- Glass Fusing – joining pieces of glass together by melting them in a kiln. This is done at temperatures around 1400-1530F, depending on how much or little glass texture is desired. The flatter the piece, the hotter the kiln run. Lower temp fuse firings are often called tack fusing or contour fusing, where the glass pieces are hot enough to join but not hot enough to completely flatten out.
- Slumping – using a ceramic mold coated in kiln wash (which keeps the glass from sticking to the mold) to shape glass in a kiln and make three dimensional items like bowls and plates.
- Draping – using a stainless steel mold covered with fiber paper (to prevent sticking) or a special high temp mold release spray to shape the glass in a kiln, making three dimensional items like vases and candle holders, as well as other vessels.
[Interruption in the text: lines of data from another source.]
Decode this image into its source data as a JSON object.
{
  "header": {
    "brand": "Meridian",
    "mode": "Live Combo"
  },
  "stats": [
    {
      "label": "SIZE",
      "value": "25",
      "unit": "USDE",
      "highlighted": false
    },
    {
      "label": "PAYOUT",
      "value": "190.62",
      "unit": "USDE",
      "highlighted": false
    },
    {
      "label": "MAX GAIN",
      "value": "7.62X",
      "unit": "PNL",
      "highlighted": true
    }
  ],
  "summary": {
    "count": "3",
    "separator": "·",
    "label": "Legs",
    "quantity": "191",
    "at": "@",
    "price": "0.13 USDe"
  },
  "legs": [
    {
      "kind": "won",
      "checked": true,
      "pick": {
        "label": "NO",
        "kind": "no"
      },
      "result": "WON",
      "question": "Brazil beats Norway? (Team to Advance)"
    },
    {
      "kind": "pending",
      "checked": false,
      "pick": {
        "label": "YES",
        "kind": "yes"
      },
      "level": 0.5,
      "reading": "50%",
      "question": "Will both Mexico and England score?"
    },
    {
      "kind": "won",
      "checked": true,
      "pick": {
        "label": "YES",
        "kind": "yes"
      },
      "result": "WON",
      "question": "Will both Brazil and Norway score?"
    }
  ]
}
- Pot Melts – using a ceramic mold with holes drilled into the bottom (uncoated) which has been raised several inches above the kiln shelf to melt glass pieces (usually around 3lbs worth) and allow them to flow together to create a truly unique piece of glass. This process is done at a temperature around 1600F.
The glass for kiln forming is purchased already colored. The coloring is created at the glass factory by adding various chemicals and elements to the silica mixture that is heated to create the glass. There are four main types of glass used in glass fusing:
- Opalescent glass – opaque glass that you can not see through.
- Cathedral glass – transparent glass.
- Iridized glass – either opalescent or cathedral glass that has been coated with a metallic coating made of tin. This coating can be silver colored, gold colored, or have a rainbow transition from gold and silver, to purple, blue and green. There are also patterned and textured iridized glasses. Different effects can be obtained depending on whether the iridized coating is facing the bottom of the piece, the top surface of the piece, or is sandwiched between layers of glass.
- Dichroic glass – Thin layers of metallic oxides, such as titanium, silicon, and magnesium are deposited upon the surface of the glass in a high temperature, vacuum furnace. This creates a brilliant coating on the glass that displays more than one color, especially when viewed from different angles. This is most often used for jewelry.
The glass is purchased in sheets of varying thickness, crushed glass (frit), powdered glass, thin rods (stringers) and thin shards of glass (confetti).
Any glasses fused together have to be tested “compatible” or they will crack upon cooling. The glass I prefer to use is 96 COE, and I love how easy it is to work with and cut.
Glass has to be heated slowly, and can be brought to specific temperatures to achieve different effects. It then has to be cooled slowly to complete the annealing process. The kilns for glass fusing are usually computer controlled to achieve consistent results. However, in spite of this each hand made glass item will be different, and certain inconsistencies or imperfections are part of the mystery and beauty of this process.